----- DATASET ENTRIES -----

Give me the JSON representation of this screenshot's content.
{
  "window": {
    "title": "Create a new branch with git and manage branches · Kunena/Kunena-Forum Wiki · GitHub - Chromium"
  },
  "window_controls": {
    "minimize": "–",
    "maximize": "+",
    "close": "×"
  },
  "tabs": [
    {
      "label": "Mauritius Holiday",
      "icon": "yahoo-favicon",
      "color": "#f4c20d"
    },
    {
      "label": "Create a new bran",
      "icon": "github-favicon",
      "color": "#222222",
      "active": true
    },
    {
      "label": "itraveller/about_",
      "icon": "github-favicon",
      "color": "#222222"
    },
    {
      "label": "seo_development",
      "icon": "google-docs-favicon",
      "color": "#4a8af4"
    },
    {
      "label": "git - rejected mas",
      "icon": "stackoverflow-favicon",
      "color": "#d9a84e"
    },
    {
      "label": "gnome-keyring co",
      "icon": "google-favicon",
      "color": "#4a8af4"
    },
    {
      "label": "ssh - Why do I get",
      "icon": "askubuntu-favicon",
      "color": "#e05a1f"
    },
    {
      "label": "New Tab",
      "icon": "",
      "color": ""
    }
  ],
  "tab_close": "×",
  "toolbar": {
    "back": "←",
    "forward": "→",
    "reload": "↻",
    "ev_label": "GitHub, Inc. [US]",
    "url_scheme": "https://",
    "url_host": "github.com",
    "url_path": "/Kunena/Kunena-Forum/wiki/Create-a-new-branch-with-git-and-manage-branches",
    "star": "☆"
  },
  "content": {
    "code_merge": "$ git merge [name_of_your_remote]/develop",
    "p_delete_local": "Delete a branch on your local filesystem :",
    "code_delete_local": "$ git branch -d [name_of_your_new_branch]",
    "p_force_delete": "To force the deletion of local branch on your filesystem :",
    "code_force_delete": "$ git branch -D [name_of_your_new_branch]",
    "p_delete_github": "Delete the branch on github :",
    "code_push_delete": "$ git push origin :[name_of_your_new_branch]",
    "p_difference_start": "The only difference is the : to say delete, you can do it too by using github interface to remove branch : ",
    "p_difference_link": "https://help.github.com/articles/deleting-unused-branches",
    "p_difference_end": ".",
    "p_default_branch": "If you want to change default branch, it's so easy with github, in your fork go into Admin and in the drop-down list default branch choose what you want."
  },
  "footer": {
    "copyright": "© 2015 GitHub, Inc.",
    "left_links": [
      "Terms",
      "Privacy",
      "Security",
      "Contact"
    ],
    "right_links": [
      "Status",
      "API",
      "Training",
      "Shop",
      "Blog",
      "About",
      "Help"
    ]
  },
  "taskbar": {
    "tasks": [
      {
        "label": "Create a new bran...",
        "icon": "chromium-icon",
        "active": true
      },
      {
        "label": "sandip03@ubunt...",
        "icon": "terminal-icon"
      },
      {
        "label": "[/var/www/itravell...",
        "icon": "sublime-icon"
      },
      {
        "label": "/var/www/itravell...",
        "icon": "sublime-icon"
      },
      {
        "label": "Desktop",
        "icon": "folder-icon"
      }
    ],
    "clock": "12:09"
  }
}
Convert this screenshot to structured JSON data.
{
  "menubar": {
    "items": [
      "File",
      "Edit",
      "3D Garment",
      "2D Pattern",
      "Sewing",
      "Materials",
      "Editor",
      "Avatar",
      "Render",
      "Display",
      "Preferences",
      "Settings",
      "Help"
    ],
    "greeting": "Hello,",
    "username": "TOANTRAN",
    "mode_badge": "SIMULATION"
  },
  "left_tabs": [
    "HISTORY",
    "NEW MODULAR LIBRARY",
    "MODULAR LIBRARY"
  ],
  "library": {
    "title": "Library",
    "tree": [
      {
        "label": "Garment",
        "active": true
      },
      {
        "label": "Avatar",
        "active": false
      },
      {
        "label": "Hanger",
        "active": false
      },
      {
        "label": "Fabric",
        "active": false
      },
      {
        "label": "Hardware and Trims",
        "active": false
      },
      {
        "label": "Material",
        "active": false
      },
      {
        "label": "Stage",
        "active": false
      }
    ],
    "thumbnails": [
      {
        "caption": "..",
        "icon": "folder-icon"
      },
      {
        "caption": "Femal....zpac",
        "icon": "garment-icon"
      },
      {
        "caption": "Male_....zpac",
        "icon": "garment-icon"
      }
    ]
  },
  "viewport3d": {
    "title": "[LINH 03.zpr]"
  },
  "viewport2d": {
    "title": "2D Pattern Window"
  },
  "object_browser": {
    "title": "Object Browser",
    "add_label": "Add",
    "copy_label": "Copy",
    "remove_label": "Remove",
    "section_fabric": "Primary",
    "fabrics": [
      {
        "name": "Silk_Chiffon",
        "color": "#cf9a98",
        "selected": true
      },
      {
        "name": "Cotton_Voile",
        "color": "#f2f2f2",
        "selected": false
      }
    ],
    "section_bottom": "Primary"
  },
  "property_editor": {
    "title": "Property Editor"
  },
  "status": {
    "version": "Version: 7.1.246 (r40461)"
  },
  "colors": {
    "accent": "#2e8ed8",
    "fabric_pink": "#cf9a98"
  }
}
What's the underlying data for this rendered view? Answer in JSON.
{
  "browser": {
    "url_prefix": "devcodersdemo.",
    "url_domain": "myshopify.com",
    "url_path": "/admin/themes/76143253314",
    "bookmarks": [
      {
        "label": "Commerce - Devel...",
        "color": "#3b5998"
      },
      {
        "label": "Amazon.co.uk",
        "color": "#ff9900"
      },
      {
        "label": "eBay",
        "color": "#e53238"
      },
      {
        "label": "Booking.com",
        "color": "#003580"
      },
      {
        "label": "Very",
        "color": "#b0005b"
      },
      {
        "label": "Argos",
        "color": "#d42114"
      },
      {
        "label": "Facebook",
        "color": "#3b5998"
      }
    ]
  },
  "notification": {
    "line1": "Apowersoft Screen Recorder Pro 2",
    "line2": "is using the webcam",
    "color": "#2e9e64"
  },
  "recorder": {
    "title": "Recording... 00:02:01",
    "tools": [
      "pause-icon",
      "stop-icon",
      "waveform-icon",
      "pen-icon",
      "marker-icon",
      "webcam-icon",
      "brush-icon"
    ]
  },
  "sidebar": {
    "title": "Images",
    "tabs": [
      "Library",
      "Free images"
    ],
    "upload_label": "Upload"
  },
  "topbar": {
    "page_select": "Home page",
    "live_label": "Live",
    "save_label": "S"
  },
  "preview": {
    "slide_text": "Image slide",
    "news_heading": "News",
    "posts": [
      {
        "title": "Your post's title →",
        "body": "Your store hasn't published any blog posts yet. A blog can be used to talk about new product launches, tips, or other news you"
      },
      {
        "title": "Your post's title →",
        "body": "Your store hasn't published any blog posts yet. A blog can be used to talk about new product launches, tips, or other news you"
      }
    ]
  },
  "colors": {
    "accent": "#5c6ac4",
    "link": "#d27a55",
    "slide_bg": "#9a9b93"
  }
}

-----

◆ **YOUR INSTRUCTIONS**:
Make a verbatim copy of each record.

◆ **EXERCISE OUTPUT**:
Give me the JSON representation of this screenshot's content.
{
  "window": {
    "title": "Create a new branch with git and manage branches · Kunena/Kunena-Forum Wiki · GitHub - Chromium"
  },
  "window_controls": {
    "minimize": "–",
    "maximize": "+",
    "close": "×"
  },
  "tabs": [
    {
      "label": "Mauritius Holiday",
      "icon": "yahoo-favicon",
      "color": "#f4c20d"
    },
    {
      "label": "Create a new bran",
      "icon": "github-favicon",
      "color": "#222222",
      "active": true
    },
    {
      "label": "itraveller/about_",
      "icon": "github-favicon",
      "color": "#222222"
    },
    {
      "label": "seo_development",
      "icon": "google-docs-favicon",
      "color": "#4a8af4"
    },
    {
      "label": "git - rejected mas",
      "icon": "stackoverflow-favicon",
      "color": "#d9a84e"
    },
    {
      "label": "gnome-keyring co",
      "icon": "google-favicon",
      "color": "#4a8af4"
    },
    {
      "label": "ssh - Why do I get",
      "icon": "askubuntu-favicon",
      "color": "#e05a1f"
    },
    {
      "label": "New Tab",
      "icon": "",
      "color": ""
    }
  ],
  "tab_close": "×",
  "toolbar": {
    "back": "←",
    "forward": "→",
    "reload": "↻",
    "ev_label": "GitHub, Inc. [US]",
    "url_scheme": "https://",
    "url_host": "github.com",
    "url_path": "/Kunena/Kunena-Forum/wiki/Create-a-new-branch-with-git-and-manage-branches",
    "star": "☆"
  },
  "content": {
    "code_merge": "$ git merge [name_of_your_remote]/develop",
    "p_delete_local": "Delete a branch on your local filesystem :",
    "code_delete_local": "$ git branch -d [name_of_your_new_branch]",
    "p_force_delete": "To force the deletion of local branch on your filesystem :",
    "code_force_delete": "$ git branch -D [name_of_your_new_branch]",
    "p_delete_github": "Delete the branch on github :",
    "code_push_delete": "$ git push origin :[name_of_your_new_branch]",
    "p_difference_start": "The only difference is the : to say delete, you can do it too by using github interface to remove branch : ",
    "p_difference_link": "https://help.github.com/articles/deleting-unused-branches",
    "p_difference_end": ".",
    "p_default_branch": "If you want to change default branch, it's so easy with github, in your fork go into Admin and in the drop-down list default branch choose what you want."
  },
  "footer": {
    "copyright": "© 2015 GitHub, Inc.",
    "left_links": [
      "Terms",
      "Privacy",
      "Security",
      "Contact"
    ],
    "right_links": [
      "Status",
      "API",
      "Training",
      "Shop",
      "Blog",
      "About",
      "Help"
    ]
  },
  "taskbar": {
    "tasks": [
      {
        "label": "Create a new bran...",
        "icon": "chromium-icon",
        "active": true
      },
      {
        "label": "sandip03@ubunt...",
        "icon": "terminal-icon"
      },
      {
        "label": "[/var/www/itravell...",
        "icon": "sublime-icon"
      },
      {
        "label": "/var/www/itravell...",
        "icon": "sublime-icon"
      },
      {
        "label": "Desktop",
        "icon": "folder-icon"
      }
    ],
    "clock": "12:09"
  }
}
Convert this screenshot to structured JSON data.
{
  "menubar": {
    "items": [
      "File",
      "Edit",
      "3D Garment",
      "2D Pattern",
      "Sewing",
      "Materials",
      "Editor",
      "Avatar",
      "Render",
      "Display",
      "Preferences",
      "Settings",
      "Help"
    ],
    "greeting": "Hello,",
    "username": "TOANTRAN",
    "mode_badge": "SIMULATION"
  },
  "left_tabs": [
    "HISTORY",
    "NEW MODULAR LIBRARY",
    "MODULAR LIBRARY"
  ],
  "library": {
    "title": "Library",
    "tree": [
      {
        "label": "Garment",
        "active": true
      },
      {
        "label": "Avatar",
        "active": false
      },
      {
        "label": "Hanger",
        "active": false
      },
      {
        "label": "Fabric",
        "active": false
      },
      {
        "label": "Hardware and Trims",
        "active": false
      },
      {
        "label": "Material",
        "active": false
      },
      {
        "label": "Stage",
        "active": false
      }
    ],
    "thumbnails": [
      {
        "caption": "..",
        "icon": "folder-icon"
      },
      {
        "caption": "Femal....zpac",
        "icon": "garment-icon"
      },
      {
        "caption": "Male_....zpac",
        "icon": "garment-icon"
      }
    ]
  },
  "viewport3d": {
    "title": "[LINH 03.zpr]"
  },
  "viewport2d": {
    "title": "2D Pattern Window"
  },
  "object_browser": {
    "title": "Object Browser",
    "add_label": "Add",
    "copy_label": "Copy",
    "remove_label": "Remove",
    "section_fabric": "Primary",
    "fabrics": [
      {
        "name": "Silk_Chiffon",
        "color": "#cf9a98",
        "selected": true
      },
      {
        "name": "Cotton_Voile",
        "color": "#f2f2f2",
        "selected": false
      }
    ],
    "section_bottom": "Primary"
  },
  "property_editor": {
    "title": "Property Editor"
  },
  "status": {
    "version": "Version: 7.1.246 (r40461)"
  },
  "colors": {
    "accent": "#2e8ed8",
    "fabric_pink": "#cf9a98"
  }
}
What's the underlying data for this rendered view? Answer in JSON.
{
  "browser": {
    "url_prefix": "devcodersdemo.",
    "url_domain": "myshopify.com",
    "url_path": "/admin/themes/76143253314",
    "bookmarks": [
      {
        "label": "Commerce - Devel...",
        "color": "#3b5998"
      },
      {
        "label": "Amazon.co.uk",
        "color": "#ff9900"
      },
      {
        "label": "eBay",
        "color": "#e53238"
      },
      {
        "label": "Booking.com",
        "color": "#003580"
      },
      {
        "label": "Very",
        "color": "#b0005b"
      },
      {
        "label": "Argos",
        "color": "#d42114"
      },
      {
        "label": "Facebook",
        "color": "#3b5998"
      }
    ]
  },
  "notification": {
    "line1": "Apowersoft Screen Recorder Pro 2",
    "line2": "is using the webcam",
    "color": "#2e9e64"
  },
  "recorder": {
    "title": "Recording... 00:02:01",
    "tools": [
      "pause-icon",
      "stop-icon",
      "waveform-icon",
      "pen-icon",
      "marker-icon",
      "webcam-icon",
      "brush-icon"
    ]
  },
  "sidebar": {
    "title": "Images",
    "tabs": [
      "Library",
      "Free images"
    ],
    "upload_label": "Upload"
  },
  "topbar": {
    "page_select": "Home page",
    "live_label": "Live",
    "save_label": "S"
  },
  "preview": {
    "slide_text": "Image slide",
    "news_heading": "News",
    "posts": [
      {
        "title": "Your post's title →",
        "body": "Your store hasn't published any blog posts yet. A blog can be used to talk about new product launches, tips, or other news you"
      },
      {
        "title": "Your post's title →",
        "body": "Your store hasn't published any blog posts yet. A blog can be used to talk about new product launches, tips, or other news you"
      }
    ]
  },
  "colors": {
    "accent": "#5c6ac4",
    "link": "#d27a55",
    "slide_bg": "#9a9b93"
  }
}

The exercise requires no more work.